■ The problem:
Filter the entries down to the lines containing "false", and copy those lines.

■ Material provided:
════════
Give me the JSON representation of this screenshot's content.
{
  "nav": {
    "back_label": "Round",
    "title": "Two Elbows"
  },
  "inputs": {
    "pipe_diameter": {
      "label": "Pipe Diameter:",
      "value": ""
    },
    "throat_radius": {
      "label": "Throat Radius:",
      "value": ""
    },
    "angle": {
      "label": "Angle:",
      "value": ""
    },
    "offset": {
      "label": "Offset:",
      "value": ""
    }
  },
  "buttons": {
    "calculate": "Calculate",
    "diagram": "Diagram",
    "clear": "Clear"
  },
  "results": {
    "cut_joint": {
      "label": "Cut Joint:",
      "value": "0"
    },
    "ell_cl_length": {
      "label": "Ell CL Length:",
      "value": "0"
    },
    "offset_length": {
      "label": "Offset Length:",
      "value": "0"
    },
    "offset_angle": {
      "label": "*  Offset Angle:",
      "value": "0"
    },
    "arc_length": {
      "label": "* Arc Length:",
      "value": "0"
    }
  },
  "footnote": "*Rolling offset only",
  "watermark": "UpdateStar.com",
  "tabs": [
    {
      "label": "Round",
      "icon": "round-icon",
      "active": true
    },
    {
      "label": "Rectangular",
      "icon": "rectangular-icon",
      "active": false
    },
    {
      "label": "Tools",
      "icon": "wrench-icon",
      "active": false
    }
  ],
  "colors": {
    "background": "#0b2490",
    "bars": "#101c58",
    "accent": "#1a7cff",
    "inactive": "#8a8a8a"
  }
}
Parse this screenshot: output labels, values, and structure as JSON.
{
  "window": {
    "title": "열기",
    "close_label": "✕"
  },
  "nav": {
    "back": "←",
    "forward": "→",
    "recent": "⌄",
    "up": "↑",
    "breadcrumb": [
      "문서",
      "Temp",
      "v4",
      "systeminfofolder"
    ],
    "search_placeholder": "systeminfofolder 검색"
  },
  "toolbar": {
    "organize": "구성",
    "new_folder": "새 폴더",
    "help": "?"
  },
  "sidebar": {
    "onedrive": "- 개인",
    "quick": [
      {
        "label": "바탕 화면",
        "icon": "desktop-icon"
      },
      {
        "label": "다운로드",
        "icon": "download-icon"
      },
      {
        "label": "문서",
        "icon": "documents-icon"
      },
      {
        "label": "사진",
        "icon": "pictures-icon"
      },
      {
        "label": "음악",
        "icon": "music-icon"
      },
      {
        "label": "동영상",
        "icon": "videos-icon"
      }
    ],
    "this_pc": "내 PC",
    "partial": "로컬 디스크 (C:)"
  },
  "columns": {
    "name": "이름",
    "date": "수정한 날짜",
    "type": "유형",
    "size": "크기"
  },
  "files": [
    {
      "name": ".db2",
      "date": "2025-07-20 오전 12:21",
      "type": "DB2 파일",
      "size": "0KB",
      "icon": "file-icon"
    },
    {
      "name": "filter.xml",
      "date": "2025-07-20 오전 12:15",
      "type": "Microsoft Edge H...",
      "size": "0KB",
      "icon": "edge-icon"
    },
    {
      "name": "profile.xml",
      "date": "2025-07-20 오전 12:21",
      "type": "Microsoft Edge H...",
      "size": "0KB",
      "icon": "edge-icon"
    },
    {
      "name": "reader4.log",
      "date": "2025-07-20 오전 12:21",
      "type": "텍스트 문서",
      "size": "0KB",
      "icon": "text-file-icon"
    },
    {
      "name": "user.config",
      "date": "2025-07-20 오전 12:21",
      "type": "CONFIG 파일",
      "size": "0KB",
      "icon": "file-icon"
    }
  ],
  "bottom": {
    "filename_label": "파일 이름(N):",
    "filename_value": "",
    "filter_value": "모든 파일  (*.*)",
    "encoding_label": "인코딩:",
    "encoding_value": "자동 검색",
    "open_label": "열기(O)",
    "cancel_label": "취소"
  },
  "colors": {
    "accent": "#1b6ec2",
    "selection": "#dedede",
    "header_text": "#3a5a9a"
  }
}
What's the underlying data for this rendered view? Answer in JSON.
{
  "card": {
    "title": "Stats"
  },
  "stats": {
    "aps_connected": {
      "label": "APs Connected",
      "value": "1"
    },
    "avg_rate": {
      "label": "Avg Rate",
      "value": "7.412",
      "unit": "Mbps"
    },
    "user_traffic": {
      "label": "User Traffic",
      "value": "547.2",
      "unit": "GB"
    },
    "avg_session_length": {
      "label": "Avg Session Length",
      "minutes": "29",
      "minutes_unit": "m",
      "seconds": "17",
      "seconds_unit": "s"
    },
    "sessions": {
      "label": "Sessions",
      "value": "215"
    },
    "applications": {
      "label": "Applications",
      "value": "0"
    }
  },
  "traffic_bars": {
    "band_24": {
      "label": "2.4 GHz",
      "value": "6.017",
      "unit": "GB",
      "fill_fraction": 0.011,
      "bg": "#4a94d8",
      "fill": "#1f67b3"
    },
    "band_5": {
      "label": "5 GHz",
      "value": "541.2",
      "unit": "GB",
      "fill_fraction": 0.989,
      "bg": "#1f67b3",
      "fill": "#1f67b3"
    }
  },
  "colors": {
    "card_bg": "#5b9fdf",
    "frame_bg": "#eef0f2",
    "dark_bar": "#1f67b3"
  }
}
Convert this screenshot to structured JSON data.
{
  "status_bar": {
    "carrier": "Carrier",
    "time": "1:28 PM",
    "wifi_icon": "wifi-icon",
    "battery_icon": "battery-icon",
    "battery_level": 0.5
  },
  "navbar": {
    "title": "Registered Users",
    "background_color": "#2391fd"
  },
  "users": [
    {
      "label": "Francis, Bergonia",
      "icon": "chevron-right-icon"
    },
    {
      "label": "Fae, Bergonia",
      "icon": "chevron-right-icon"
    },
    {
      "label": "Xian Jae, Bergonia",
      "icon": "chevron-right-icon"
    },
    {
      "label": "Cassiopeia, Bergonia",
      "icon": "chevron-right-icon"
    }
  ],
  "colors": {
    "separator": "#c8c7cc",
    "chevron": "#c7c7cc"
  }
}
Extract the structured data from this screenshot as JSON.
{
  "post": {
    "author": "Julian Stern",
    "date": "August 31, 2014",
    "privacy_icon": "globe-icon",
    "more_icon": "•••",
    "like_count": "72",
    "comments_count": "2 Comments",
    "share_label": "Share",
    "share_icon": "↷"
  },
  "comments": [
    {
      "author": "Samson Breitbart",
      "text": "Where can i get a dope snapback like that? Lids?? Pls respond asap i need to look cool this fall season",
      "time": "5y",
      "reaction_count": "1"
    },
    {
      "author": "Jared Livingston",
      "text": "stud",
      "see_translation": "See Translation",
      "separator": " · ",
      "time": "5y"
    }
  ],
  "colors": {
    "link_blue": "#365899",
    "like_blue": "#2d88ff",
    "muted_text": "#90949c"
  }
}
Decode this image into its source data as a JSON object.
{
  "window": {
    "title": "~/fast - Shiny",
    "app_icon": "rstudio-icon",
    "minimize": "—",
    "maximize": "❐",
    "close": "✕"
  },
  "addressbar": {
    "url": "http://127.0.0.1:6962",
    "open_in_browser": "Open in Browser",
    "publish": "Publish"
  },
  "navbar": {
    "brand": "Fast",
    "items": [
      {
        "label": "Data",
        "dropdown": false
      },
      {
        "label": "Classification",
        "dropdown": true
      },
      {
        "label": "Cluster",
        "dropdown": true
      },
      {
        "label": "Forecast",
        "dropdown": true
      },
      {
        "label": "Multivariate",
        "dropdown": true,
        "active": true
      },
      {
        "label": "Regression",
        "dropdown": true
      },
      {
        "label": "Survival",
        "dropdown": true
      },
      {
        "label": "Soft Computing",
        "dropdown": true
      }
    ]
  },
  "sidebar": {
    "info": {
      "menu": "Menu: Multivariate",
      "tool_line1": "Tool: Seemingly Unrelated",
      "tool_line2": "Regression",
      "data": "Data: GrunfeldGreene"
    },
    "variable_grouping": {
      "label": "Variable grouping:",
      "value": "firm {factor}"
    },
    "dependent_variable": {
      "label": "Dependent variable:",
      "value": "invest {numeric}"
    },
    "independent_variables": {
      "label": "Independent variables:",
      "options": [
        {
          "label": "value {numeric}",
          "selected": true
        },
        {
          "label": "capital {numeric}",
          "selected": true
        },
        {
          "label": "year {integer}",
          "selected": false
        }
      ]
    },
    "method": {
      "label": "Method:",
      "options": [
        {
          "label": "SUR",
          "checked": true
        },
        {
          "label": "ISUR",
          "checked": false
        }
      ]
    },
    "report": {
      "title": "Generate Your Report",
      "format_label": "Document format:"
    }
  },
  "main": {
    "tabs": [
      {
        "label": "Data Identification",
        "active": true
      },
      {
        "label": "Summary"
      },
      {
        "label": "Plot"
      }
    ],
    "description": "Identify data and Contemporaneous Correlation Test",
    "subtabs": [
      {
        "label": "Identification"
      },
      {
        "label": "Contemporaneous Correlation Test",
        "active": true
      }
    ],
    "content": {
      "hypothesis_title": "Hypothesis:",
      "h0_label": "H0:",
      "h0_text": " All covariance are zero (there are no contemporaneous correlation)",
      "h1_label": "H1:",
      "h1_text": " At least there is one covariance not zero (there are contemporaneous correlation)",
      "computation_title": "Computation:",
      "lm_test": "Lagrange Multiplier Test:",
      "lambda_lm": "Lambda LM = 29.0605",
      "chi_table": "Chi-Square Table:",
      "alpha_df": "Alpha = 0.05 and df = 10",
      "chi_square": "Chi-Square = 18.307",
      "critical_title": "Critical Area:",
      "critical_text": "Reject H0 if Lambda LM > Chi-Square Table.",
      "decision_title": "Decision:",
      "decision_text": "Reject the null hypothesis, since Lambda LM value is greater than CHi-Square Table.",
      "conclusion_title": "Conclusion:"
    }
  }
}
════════
■ Your response:
      "active": false
      "active": false
        "dropdown": false
          "selected": false
          "checked": false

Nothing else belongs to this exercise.